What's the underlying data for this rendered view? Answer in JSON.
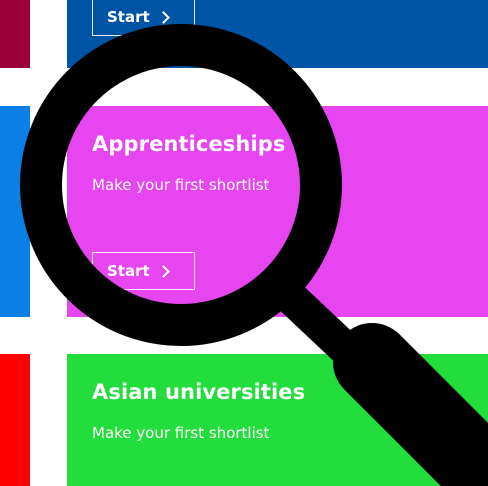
{
  "colors": {
    "top_card": "#0054a6",
    "top_strip": "#9b0038",
    "apprenticeships_card": "#e645f0",
    "middle_strip": "#0a7fe6",
    "asian_card": "#22dd3c",
    "bottom_strip": "#ff0000",
    "magnifier": "#000000"
  },
  "cards": {
    "top": {
      "start_label": "Start"
    },
    "apprenticeships": {
      "title": "Apprenticeships",
      "subtitle": "Make your first shortlist",
      "start_label": "Start"
    },
    "asian": {
      "title": "Asian universities",
      "subtitle": "Make your first shortlist"
    }
  },
  "icons": {
    "chevron": "chevron-right-icon",
    "overlay": "magnifying-glass-icon"
  }
}
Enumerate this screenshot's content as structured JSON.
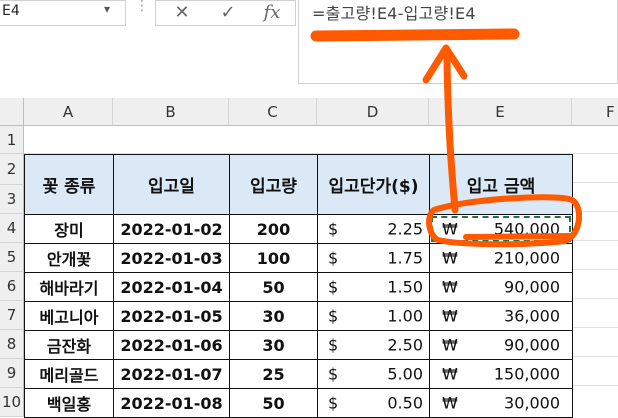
{
  "name_box": {
    "value": "E4"
  },
  "formula_bar": {
    "cancel_icon": "✕",
    "enter_icon": "✓",
    "fx_label": "fx",
    "formula": "=출고량!E4-입고량!E4"
  },
  "columns": [
    "A",
    "B",
    "C",
    "D",
    "E",
    "F"
  ],
  "rows": [
    "1",
    "2",
    "3",
    "4",
    "5",
    "6",
    "7",
    "8",
    "9",
    "10"
  ],
  "table": {
    "headers": {
      "flower": "꽃 종류",
      "date": "입고일",
      "qty": "입고량",
      "unit_price": "입고단가($)",
      "amount": "입고 금액"
    },
    "currency_symbol": "$",
    "won_symbol": "₩",
    "data_rows": [
      {
        "flower": "장미",
        "date": "2022-01-02",
        "qty": "200",
        "price": "2.25",
        "amount": "540,000"
      },
      {
        "flower": "안개꽃",
        "date": "2022-01-03",
        "qty": "100",
        "price": "1.75",
        "amount": "210,000"
      },
      {
        "flower": "해바라기",
        "date": "2022-01-04",
        "qty": "50",
        "price": "1.50",
        "amount": "90,000"
      },
      {
        "flower": "베고니아",
        "date": "2022-01-05",
        "qty": "30",
        "price": "1.00",
        "amount": "36,000"
      },
      {
        "flower": "금잔화",
        "date": "2022-01-06",
        "qty": "30",
        "price": "2.50",
        "amount": "90,000"
      },
      {
        "flower": "메리골드",
        "date": "2022-01-07",
        "qty": "25",
        "price": "5.00",
        "amount": "150,000"
      },
      {
        "flower": "백일홍",
        "date": "2022-01-08",
        "qty": "50",
        "price": "0.50",
        "amount": "30,000"
      }
    ]
  },
  "annotation_color": "#ff5a00",
  "header_fill": "#dbe9f7",
  "selection_color": "#217346"
}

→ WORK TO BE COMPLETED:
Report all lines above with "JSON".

→ SOLUTION TO THIS PROBLEM:
What's the underlying data for this rendered view? Answer in JSON.
Enumerate this screenshot's content as structured JSON.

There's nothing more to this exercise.